Your answer should consist of every line in the records that holds "Bailleurs".

Data about app and page elements:
((
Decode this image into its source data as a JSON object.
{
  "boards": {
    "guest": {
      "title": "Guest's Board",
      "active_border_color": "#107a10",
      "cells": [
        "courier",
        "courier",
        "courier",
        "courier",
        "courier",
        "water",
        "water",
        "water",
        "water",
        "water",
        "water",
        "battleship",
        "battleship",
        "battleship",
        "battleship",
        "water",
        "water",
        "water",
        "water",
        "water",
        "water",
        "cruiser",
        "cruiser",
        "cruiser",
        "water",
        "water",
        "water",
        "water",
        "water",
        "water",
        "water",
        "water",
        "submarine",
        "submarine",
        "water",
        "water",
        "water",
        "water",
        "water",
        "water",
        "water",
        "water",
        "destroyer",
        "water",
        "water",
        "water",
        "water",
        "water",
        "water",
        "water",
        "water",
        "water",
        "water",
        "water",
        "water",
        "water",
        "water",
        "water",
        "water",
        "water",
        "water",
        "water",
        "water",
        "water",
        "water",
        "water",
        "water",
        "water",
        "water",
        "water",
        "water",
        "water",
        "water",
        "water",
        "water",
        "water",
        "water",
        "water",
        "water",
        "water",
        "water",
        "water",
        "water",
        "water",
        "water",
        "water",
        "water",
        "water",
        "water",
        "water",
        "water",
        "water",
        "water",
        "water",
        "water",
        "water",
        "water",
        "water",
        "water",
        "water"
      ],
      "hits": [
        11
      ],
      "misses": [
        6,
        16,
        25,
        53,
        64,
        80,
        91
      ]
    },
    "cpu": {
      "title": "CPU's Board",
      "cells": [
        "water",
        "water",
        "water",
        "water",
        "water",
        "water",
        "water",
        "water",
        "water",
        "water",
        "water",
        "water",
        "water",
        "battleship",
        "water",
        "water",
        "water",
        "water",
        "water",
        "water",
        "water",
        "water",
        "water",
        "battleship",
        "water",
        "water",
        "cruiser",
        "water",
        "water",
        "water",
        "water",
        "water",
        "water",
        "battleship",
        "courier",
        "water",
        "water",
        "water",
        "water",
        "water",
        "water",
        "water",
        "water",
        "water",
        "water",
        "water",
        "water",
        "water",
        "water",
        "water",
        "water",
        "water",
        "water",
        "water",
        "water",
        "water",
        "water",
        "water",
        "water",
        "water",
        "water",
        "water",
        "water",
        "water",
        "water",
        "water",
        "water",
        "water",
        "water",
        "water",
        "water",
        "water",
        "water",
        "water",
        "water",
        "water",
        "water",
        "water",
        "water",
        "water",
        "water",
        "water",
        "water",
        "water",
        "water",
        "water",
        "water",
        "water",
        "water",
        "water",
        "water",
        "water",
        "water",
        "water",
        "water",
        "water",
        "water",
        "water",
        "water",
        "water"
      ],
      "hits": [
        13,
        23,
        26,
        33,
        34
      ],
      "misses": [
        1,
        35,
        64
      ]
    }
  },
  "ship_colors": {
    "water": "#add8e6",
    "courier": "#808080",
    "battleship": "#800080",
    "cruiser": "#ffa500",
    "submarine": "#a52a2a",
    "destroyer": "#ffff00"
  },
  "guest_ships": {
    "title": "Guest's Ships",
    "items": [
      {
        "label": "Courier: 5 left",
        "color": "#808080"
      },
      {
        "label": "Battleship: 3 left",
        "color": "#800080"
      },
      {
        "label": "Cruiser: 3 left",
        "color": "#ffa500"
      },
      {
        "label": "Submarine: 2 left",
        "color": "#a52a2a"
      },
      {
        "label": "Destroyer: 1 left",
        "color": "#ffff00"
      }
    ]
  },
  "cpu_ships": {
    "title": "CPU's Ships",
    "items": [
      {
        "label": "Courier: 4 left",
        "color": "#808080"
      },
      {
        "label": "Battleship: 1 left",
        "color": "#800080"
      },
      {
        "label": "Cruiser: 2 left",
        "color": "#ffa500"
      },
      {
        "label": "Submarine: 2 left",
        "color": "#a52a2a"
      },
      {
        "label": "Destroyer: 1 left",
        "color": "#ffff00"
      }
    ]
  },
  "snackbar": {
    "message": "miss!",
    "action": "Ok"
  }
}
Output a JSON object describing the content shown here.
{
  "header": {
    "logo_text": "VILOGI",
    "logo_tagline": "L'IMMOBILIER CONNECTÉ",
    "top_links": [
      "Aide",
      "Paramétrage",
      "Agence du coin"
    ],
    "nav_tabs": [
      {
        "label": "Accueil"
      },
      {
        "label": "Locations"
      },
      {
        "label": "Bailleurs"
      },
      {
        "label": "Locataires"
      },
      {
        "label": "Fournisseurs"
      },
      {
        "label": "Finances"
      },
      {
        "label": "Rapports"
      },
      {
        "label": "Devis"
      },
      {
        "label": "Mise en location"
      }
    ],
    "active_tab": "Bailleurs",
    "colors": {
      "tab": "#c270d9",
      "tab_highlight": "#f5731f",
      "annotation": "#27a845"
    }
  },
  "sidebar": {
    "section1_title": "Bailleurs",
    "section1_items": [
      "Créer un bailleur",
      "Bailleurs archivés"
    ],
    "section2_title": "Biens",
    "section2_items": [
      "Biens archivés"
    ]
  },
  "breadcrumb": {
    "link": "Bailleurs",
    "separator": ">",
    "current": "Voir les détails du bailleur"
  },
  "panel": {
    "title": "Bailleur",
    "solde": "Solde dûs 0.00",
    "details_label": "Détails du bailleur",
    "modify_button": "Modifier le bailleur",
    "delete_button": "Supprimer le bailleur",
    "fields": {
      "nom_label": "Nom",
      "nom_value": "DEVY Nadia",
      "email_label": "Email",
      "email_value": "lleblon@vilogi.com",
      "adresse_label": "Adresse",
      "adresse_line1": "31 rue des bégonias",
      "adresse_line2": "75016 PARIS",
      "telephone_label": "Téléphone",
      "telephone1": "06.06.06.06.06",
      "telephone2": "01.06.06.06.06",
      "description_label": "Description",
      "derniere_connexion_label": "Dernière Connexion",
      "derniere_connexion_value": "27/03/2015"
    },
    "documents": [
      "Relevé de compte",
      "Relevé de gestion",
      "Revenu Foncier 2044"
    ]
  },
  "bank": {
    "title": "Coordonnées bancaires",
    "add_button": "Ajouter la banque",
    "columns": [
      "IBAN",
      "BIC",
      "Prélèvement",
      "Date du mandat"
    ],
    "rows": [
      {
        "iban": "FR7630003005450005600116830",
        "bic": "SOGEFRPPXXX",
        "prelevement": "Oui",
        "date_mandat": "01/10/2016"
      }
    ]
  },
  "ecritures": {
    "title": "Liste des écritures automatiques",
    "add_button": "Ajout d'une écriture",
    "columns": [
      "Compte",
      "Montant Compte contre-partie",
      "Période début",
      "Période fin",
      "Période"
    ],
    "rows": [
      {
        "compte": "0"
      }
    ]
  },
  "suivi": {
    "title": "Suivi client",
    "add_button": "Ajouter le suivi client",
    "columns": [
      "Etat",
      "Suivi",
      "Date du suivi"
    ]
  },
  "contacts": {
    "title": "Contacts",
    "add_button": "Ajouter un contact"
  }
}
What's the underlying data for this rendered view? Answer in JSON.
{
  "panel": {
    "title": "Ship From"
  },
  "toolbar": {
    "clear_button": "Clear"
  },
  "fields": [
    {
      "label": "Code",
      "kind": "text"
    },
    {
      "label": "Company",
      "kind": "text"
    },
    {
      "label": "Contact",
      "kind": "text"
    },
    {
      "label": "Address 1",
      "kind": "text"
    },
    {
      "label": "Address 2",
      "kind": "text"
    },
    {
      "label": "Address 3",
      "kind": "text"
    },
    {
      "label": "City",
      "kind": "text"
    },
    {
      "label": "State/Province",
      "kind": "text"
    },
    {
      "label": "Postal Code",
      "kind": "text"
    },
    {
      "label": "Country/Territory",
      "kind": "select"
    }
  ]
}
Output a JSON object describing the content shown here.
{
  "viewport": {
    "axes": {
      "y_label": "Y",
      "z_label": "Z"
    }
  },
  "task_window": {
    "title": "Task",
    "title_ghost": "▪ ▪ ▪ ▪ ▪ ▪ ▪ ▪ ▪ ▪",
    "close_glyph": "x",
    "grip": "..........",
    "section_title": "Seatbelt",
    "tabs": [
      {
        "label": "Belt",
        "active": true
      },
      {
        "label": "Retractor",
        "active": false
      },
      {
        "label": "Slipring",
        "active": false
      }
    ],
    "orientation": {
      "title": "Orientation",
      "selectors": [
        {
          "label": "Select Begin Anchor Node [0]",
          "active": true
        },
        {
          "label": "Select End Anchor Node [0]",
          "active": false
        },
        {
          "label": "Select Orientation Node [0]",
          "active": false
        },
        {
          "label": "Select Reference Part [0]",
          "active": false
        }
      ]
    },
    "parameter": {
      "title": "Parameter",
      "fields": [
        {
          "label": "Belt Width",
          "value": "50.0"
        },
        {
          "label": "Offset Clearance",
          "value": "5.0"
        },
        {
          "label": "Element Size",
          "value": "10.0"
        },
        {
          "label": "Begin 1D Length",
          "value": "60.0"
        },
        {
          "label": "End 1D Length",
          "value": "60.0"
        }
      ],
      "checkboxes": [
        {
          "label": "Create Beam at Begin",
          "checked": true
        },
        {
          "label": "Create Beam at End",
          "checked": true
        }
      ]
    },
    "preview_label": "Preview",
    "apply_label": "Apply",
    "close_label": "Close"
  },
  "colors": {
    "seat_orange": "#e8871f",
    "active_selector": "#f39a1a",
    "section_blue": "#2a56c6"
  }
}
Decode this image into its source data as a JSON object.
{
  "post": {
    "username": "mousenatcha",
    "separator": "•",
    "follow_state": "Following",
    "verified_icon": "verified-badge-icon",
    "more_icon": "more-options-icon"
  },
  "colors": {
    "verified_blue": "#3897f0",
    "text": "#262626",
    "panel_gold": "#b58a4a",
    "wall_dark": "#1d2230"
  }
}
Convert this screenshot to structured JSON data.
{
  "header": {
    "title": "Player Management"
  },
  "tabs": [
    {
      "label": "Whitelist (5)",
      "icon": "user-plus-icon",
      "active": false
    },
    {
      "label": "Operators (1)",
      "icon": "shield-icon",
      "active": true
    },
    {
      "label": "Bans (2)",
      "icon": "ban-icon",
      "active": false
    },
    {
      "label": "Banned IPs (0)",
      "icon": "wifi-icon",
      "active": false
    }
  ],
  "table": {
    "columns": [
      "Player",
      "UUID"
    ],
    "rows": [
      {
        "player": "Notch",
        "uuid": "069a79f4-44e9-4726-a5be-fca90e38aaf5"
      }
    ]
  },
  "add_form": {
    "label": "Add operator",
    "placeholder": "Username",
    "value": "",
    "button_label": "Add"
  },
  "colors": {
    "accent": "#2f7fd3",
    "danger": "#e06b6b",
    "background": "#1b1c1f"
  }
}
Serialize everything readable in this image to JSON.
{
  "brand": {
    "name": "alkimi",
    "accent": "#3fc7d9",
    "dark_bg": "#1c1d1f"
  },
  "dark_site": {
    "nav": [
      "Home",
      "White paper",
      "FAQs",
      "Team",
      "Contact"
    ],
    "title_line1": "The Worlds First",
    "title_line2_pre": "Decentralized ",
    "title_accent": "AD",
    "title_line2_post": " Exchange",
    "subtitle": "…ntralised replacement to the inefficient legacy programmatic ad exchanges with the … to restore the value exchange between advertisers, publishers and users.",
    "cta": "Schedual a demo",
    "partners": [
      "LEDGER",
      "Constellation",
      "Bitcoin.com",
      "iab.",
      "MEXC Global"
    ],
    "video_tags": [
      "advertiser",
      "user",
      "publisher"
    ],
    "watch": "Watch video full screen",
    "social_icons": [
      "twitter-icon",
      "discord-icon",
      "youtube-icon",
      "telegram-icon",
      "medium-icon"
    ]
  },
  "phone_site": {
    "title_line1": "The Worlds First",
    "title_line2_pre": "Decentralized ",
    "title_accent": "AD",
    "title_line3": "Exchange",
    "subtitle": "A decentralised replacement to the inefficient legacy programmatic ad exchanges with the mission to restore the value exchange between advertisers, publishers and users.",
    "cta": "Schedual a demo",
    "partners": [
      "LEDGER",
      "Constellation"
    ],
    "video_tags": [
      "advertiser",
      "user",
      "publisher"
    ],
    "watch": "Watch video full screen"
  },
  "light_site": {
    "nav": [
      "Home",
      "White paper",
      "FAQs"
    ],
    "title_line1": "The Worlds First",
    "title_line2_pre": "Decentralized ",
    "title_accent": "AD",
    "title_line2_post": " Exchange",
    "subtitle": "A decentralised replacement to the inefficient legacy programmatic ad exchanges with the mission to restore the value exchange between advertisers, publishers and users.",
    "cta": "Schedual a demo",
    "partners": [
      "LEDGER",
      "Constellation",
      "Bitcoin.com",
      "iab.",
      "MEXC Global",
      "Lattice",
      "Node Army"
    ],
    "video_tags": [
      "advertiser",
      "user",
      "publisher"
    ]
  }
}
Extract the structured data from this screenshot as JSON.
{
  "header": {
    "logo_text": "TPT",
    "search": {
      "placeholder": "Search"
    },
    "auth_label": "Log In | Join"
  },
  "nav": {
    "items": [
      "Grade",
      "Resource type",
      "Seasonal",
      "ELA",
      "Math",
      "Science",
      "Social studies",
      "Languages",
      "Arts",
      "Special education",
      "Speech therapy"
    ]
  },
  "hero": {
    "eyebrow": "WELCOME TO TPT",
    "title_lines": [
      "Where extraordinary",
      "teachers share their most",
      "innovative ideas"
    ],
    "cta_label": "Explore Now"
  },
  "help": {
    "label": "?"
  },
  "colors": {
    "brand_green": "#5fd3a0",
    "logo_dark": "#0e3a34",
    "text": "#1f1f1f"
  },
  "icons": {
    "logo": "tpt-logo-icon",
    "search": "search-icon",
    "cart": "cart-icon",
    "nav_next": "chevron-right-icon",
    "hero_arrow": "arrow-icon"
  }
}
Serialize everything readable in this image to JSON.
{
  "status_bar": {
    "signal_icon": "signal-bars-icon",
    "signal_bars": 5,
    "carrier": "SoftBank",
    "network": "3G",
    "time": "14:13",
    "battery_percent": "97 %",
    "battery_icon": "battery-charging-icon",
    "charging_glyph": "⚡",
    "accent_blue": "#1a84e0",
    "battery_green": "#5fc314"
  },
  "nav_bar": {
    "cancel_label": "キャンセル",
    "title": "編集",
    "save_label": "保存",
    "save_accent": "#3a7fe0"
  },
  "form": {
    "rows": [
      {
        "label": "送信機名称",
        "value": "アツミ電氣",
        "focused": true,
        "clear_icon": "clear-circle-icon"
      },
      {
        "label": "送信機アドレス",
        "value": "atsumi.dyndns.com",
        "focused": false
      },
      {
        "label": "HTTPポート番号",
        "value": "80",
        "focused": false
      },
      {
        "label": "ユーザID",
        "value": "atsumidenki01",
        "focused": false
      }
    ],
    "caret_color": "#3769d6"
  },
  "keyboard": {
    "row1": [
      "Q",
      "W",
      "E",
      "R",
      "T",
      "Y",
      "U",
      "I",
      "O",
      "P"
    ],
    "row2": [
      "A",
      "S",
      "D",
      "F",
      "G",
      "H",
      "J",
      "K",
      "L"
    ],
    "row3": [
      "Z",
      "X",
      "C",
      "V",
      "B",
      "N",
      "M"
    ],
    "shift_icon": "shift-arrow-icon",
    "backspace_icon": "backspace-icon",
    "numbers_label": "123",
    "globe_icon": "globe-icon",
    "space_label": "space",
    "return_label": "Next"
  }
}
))
Response box:
        "label": "Bailleurs"
    "active_tab": "Bailleurs",
    "section1_title": "Bailleurs",
      "Bailleurs archivés"
    "link": "Bailleurs",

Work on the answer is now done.